Prophylactic Fixation of Impending Fractures
- *Corresponding Author:
- Bahaa Kornah
MD, Consultant Orthopedic Surgeon
Al-Azhar University, Cairo
Egypt, 90 D Ahmed Orabi St. Mohandessin
Fax: 00202 33032557
E-mail: [email protected]
Received date: Jul 07, 2016; Accepted date: Aug 04, 2016; Published date: Aug 11, 2016
Citation: Kornah B, Safwat H, Ghany AT, Abdel AAlM (2016) Prophylactic Fixation of Impending Fractures. J Metabolic Synd 5:212. doi: 10.4172/ 2167-0943.1000212
Copyright: © 2016 Kornah B, et al. This is an open-access article distributed under the terms of the Creative Commons Attribution License, which permits unrestricted use, distribution, and reproduction in any medium, provided the original author and source are credited.

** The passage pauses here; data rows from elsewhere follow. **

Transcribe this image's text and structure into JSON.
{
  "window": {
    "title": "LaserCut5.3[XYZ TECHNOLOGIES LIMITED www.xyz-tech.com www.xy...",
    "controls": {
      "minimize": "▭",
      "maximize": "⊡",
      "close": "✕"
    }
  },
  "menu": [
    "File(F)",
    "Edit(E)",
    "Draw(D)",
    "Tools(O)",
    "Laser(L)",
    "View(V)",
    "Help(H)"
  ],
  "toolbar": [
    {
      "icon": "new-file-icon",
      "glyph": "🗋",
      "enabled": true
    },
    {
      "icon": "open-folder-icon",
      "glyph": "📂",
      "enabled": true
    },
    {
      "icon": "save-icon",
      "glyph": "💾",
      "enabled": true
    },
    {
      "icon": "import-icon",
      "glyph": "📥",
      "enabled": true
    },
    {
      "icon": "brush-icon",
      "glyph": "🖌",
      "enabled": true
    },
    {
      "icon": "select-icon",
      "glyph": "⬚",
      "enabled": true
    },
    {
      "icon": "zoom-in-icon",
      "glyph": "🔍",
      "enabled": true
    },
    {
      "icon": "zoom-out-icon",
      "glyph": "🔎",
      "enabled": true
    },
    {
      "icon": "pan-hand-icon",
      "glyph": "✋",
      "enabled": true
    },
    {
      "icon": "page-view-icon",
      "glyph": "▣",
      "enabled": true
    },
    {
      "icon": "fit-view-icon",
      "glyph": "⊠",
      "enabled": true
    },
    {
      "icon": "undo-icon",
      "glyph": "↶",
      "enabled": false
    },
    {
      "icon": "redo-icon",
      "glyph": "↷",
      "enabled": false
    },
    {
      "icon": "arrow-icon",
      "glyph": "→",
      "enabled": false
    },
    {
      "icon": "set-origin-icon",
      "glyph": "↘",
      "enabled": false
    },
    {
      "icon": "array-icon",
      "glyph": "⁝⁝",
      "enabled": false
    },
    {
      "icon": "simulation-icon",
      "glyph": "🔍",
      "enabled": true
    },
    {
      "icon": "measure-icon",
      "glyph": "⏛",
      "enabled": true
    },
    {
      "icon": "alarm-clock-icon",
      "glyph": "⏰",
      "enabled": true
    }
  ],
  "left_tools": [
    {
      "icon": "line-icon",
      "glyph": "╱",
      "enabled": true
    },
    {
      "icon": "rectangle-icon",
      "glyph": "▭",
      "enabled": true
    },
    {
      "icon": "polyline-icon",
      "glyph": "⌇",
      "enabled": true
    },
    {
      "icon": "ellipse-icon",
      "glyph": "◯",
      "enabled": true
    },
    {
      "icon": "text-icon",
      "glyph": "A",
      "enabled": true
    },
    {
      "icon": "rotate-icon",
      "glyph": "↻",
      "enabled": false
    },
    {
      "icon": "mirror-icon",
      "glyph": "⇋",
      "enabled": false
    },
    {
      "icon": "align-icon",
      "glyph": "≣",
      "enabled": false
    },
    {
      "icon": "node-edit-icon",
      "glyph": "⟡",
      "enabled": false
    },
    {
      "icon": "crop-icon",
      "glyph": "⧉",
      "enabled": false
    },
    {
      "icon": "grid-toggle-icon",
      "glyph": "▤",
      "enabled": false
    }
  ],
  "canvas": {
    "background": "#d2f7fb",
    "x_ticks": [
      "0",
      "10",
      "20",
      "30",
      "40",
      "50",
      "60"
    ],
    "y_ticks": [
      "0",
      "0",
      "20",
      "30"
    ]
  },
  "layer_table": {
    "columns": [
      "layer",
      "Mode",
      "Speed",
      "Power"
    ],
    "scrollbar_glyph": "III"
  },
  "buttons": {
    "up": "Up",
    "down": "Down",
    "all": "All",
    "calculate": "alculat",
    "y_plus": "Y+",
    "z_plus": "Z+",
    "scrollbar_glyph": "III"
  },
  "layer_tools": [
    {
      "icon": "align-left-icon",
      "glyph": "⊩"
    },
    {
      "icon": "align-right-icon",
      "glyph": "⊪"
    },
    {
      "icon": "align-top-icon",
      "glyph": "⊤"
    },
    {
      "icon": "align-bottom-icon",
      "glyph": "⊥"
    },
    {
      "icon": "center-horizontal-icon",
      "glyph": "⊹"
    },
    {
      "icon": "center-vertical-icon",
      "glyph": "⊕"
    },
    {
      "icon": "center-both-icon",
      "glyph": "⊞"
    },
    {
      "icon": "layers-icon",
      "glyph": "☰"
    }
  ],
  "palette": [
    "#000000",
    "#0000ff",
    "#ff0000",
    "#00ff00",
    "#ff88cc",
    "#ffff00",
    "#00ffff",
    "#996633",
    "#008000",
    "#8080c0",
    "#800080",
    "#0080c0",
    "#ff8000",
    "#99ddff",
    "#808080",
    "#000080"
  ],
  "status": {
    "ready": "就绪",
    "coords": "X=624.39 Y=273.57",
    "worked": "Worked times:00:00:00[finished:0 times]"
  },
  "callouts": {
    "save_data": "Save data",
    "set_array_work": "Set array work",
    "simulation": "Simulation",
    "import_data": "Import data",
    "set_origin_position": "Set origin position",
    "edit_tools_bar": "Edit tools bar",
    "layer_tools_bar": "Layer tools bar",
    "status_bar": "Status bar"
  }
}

Aim: Pathologic fractures occur as a result of weakening of the mechanical properties of bone. There are many conditions, which lead to bone softening. There are neoplastic and non-neoplastic diseases that cause pathologic fractures. The aim is to evaluate and to highlight on value of prophylactic fixation of impending fractures in abnormal bone situation to prevent occurrence of pathological fracture and its complications. Patients and methods: Between 2003 and 2009, study on forty-nine patient (35 females and 14 males) between the age of 20 and 65 years with an average age of 49.9 years with expected possibility of fractures of lower extremities. The entire patient with fractures risks prophylactic fixation has done. Different types of fixation either surface plating (dynamic hip screws), medullary (Gamma nails or locking nail) or external fixation in cases unsuitable for surgery was used according to the type and the site of the deformity in combination of management of primary condition. Results: Most patients had significant relief of pain. 35 (71.5%) of patients with impending fracture were ambulatory after therapy and able to walk outdoor while 10 (20.5%) of patients could walk inside door. Three patients (6%) using wheel chair, and they were on renal dialysis. Only one patient (2%) was not able to walk, and he was not cooperative for unknown reason. The mean duration of hospitalization was 21 days (range from 7 to 35 days). That time included preoperative period of investigation and preparation and post-operative surgery and rehabilitation. Discussion: Pathological fractures create a serious morbidity in patients with bone disease. Orthopedic surgeons who look after patients with skeletal lesions should focus on proactive treatments designed to prevent pathologic fractures before they occur. Prophylactic fixations have decreased morbidity compared with patient's sustained fractures before fixation. Conclusion: Surgical fixation of fractures in weight-bearing long bones with impending fractures provides pain relief, and a functionally stable and durable construct. It helps early an ambulation and prevents fracture's complication. It allows independent function and avoids irretrievable catastrophes.